Someone shared this TED talk on depression and anxiety by Johann Hari a few weeks ago.
I finally got to reading the transcript yesterday (I prefer reading transcripts to watching TED videos for some reason) and I thought his content was the kind that was both common sense and insightful.
There’s a lovely anecdote about a cow that explains his thesis.
There was a farmer in their community who worked in the rice fields. And one day, he stood on a land mine left over from the war with the United States, and he got his leg blown off. So they him an artificial leg, and after a while, he went back to work in the rice fields.
But apparently, it’s super painful to work under water when you’ve got an artificial limb, and I’m guessing it was pretty traumatic to go back and work in the field where he got blown up. The guy started to cry all day, he refused to get out of bed, he developed all the symptoms of classic depression. The Cambodian doctor said, “This is when we gave him an antidepressant.”
And Dr. Summerfield said, “What was it?” They explained that they went and sat with him. They listened to him. They realized that his pain made sense — it was hard for him to see it in the throes of his depression, but actually, it had perfectly understandable causes in his life. One of the doctors, talking to the people in the community, figured, “You know, if we bought this guy a cow, he could become a dairy farmer, he wouldn’t be in this position that was screwing him up so much, he wouldn’t have to go and work in the rice fields.”
So they bought him a cow.
Within a couple of weeks, his crying stopped, within a month, his depression was gone. They said to doctor Summerfield, “So you see, doctor, that cow, that was an antidepressant, that’s what you mean, right?”
If you’d been raised to think about depression the way I was, and most of the people here were, that sounds like a bad joke, right? “I went to my doctor for an antidepressant, she gave me a cow.” But what those Cambodian doctors knew intuitively, based on this individual, unscientific anecdote, is what the leading medical body in the world, the World Health Organization, has been trying to tell us for years, based on the best scientific evidence.

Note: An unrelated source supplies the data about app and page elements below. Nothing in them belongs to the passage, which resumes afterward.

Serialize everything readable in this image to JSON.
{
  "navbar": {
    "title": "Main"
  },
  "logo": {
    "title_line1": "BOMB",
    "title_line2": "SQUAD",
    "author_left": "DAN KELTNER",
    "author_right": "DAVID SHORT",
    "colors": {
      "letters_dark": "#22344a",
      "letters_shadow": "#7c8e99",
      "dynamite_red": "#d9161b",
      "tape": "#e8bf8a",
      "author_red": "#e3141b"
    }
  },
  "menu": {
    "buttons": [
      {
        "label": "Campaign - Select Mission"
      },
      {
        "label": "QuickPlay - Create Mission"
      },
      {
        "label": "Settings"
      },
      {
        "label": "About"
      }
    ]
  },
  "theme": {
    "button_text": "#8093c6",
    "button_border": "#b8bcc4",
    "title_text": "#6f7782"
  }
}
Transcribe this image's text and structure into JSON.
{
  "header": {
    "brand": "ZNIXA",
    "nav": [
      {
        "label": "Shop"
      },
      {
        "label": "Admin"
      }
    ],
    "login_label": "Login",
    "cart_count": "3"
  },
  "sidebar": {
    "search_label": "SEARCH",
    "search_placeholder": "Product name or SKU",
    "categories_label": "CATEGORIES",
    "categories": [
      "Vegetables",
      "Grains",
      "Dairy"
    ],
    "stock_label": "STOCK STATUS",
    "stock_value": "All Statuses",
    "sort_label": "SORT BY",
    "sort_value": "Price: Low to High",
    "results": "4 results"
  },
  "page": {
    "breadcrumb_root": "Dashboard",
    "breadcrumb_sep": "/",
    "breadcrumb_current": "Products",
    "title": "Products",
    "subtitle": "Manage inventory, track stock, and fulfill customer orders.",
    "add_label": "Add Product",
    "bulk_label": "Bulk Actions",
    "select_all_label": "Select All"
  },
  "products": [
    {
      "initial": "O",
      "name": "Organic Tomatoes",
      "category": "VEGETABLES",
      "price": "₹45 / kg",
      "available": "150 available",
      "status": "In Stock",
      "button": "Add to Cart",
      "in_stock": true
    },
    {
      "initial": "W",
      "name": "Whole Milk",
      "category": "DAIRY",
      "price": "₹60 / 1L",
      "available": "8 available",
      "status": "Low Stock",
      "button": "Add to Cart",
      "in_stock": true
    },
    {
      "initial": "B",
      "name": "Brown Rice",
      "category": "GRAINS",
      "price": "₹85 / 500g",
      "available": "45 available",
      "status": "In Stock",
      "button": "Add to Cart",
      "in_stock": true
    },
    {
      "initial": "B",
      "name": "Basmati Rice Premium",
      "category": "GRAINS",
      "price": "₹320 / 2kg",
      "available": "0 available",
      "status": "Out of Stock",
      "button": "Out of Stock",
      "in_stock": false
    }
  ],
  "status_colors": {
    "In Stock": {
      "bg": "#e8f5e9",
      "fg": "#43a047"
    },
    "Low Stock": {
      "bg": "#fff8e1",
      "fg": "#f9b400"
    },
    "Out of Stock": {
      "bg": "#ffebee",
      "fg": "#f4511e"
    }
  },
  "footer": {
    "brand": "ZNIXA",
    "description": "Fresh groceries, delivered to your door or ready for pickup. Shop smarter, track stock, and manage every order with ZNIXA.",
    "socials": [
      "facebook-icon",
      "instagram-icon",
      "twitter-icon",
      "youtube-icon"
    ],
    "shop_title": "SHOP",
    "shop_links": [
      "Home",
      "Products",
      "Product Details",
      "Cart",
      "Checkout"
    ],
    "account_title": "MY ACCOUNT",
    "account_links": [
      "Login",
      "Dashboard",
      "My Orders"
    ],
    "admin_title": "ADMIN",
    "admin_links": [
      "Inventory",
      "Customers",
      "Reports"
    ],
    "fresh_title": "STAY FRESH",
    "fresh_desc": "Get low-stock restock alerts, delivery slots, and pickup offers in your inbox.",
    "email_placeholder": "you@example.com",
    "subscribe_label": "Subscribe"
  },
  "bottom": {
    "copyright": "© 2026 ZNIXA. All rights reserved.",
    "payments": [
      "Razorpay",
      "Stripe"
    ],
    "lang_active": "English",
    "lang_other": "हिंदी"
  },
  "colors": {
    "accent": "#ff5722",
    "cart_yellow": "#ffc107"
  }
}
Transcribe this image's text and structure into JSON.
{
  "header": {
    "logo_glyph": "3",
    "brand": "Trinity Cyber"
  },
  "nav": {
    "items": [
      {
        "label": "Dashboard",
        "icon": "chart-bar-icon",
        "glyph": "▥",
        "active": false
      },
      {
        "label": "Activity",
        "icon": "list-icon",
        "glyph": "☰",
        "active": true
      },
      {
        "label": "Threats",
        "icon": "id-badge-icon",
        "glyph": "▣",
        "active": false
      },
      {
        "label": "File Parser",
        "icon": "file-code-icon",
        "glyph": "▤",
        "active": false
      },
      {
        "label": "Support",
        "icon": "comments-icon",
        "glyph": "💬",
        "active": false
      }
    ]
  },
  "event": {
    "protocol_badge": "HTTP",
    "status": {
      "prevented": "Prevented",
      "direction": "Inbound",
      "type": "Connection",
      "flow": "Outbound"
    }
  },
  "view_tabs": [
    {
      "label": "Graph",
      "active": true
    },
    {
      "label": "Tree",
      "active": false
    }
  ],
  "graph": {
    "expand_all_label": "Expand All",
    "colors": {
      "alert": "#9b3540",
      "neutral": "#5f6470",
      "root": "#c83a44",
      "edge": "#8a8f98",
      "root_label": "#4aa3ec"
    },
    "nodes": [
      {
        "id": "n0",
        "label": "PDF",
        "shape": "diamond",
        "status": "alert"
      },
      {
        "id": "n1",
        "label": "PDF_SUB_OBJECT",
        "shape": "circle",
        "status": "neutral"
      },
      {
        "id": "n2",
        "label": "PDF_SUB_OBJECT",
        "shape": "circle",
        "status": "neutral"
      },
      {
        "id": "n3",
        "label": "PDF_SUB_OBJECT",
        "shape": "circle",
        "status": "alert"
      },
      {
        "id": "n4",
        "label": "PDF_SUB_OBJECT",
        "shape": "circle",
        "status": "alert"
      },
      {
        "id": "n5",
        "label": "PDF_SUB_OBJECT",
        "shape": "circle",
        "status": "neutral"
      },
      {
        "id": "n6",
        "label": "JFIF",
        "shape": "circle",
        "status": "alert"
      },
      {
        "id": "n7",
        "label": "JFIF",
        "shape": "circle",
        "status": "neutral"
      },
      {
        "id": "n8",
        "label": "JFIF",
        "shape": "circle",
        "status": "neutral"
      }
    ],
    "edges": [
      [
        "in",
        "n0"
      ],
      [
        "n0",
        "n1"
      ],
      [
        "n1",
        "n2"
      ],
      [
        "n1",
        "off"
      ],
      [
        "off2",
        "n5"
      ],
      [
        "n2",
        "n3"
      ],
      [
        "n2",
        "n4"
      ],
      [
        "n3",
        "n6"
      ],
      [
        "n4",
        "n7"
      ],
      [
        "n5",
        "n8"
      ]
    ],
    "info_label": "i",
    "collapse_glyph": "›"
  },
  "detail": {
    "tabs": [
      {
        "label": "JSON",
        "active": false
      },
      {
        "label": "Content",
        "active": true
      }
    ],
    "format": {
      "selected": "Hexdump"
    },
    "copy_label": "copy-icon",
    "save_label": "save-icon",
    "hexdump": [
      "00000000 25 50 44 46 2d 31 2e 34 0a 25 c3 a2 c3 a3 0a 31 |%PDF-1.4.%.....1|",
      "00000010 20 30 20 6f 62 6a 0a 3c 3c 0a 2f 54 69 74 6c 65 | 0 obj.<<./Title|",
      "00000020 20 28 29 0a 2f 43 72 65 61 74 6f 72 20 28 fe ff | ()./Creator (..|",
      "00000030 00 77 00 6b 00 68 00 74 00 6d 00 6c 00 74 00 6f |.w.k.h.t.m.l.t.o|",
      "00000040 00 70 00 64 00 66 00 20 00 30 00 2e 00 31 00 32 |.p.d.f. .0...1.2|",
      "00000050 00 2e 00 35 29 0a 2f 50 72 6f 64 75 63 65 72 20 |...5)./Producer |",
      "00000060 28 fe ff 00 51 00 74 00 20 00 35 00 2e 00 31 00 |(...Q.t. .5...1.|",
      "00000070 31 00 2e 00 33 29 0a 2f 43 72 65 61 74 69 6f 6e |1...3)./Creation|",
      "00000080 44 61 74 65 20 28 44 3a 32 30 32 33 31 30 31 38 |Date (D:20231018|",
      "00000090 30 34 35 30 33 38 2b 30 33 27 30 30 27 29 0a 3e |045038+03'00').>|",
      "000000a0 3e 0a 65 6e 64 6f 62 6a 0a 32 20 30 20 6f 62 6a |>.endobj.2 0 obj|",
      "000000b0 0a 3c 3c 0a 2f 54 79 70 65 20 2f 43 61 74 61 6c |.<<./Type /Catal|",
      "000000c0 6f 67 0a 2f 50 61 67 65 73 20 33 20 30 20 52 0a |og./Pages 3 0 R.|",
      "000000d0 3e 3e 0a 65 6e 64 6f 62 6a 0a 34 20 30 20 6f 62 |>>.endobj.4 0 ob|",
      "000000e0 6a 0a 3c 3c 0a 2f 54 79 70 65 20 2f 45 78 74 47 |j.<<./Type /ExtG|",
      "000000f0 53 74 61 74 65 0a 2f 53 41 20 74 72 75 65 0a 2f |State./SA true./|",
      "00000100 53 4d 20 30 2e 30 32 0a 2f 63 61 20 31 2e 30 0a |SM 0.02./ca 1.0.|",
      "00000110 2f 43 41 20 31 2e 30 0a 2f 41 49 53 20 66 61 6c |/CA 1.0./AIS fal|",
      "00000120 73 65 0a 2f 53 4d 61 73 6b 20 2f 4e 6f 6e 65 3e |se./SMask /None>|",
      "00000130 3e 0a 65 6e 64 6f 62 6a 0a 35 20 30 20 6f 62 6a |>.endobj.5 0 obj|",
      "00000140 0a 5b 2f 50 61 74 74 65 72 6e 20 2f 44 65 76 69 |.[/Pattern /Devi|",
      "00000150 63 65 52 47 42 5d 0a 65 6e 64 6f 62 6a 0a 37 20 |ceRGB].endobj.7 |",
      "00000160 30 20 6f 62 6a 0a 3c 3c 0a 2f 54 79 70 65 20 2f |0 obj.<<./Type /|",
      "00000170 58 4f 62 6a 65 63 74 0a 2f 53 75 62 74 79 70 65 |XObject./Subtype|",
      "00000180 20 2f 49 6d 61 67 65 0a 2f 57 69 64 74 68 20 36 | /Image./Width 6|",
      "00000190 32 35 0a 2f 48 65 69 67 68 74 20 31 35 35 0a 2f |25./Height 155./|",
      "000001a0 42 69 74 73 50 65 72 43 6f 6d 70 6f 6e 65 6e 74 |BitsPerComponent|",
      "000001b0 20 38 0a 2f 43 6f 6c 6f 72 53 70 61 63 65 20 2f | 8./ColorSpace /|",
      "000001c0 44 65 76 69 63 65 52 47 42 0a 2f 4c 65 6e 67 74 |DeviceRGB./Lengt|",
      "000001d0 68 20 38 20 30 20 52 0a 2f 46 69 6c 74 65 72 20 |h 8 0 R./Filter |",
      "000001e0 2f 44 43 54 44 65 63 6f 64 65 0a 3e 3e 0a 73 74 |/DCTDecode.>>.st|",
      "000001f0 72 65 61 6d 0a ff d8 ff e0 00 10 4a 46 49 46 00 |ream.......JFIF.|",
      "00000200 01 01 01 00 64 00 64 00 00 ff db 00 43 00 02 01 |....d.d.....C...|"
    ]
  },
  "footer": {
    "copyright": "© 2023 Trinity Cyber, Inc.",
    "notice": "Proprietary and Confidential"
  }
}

If you’re depressed, if you’re anxious, you’re not weak, you’re not crazy, you’re not, in the main, a machine with broken parts. You’re a human being with unmet needs. And it’s just as important to think here about what those Cambodian doctors and the World Health Organization are not saying. They did not say to this farmer, “Hey, buddy, you need to pull yourself together. It’s your job to figure out and fix this problem on your own.” On the contrary, what they said is, “We’re here as a group to pull together with you, so together, we can figure out and fix this problem.” This is what every depressed person needs, and it’s what every depressed person deserves.
He then goes on to discuss two key causes of depression and the solutions that emerge from them. They were loneliness and consumerism.
The solutions that emerge are investing time to find a group that exists for a purpose that is bigger than ourselves and figure out how we can find ways to focus more on things that enable us to move toward love, meaning, and connection.
Most importantly, he explains that depression and anxiety are signals. Their presence tells us something.
And, in his words – “We need to start listening to these signals, because they’re telling us something we really need to hear. It’s only when we truly listen to these signals, and we honor these signals and respect these signals, that we’re going to begin to see the liberating, nourishing, deeper solutions. The cows that are waiting all around us.”